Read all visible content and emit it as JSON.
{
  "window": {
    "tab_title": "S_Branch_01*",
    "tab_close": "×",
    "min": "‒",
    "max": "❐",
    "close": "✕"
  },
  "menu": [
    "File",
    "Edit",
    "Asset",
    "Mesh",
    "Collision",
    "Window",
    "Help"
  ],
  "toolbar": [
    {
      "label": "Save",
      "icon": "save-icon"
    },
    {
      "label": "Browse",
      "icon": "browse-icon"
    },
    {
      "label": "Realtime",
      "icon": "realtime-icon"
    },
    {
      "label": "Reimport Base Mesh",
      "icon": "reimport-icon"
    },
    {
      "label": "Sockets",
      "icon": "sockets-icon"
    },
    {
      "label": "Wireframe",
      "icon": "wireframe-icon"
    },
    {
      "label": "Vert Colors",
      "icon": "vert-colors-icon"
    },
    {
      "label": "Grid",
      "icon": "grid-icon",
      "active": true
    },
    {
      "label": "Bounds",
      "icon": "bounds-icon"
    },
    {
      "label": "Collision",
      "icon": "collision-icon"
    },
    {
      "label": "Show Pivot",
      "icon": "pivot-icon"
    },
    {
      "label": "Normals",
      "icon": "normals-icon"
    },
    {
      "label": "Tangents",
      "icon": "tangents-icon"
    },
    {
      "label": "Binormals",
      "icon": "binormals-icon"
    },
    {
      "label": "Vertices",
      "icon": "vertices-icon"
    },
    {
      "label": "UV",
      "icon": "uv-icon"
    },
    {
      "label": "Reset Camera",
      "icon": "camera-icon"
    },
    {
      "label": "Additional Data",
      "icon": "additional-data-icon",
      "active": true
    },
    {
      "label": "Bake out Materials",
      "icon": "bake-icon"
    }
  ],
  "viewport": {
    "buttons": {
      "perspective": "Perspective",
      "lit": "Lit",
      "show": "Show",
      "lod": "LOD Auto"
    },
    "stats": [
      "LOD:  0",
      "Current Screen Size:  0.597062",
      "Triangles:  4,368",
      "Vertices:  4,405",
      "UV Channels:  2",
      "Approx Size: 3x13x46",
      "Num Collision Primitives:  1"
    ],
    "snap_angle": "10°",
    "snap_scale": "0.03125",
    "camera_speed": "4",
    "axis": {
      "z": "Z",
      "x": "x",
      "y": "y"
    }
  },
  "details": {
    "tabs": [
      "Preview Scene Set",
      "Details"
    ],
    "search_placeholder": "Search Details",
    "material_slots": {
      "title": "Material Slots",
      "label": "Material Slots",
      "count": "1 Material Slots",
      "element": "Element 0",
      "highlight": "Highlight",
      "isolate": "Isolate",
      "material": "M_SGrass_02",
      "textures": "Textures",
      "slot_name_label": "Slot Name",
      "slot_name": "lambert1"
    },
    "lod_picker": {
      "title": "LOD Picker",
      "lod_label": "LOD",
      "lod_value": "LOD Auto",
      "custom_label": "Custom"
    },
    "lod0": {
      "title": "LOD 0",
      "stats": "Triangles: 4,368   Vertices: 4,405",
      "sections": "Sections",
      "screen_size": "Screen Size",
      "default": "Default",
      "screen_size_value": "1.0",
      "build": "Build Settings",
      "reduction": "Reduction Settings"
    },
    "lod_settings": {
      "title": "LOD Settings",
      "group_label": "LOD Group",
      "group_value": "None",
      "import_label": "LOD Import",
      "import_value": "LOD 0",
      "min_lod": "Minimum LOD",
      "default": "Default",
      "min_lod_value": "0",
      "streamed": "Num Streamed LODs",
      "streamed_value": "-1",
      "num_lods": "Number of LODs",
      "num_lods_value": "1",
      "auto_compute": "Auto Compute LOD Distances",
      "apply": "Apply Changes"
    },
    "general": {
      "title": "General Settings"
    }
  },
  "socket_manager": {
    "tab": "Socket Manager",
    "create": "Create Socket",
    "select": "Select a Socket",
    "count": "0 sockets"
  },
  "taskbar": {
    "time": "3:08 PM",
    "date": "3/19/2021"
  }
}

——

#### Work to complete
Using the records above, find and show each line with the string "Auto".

#### Solution to the problem
      "lod": "LOD Auto"
      "lod_value": "LOD Auto",
      "auto_compute": "Auto Compute LOD Distances",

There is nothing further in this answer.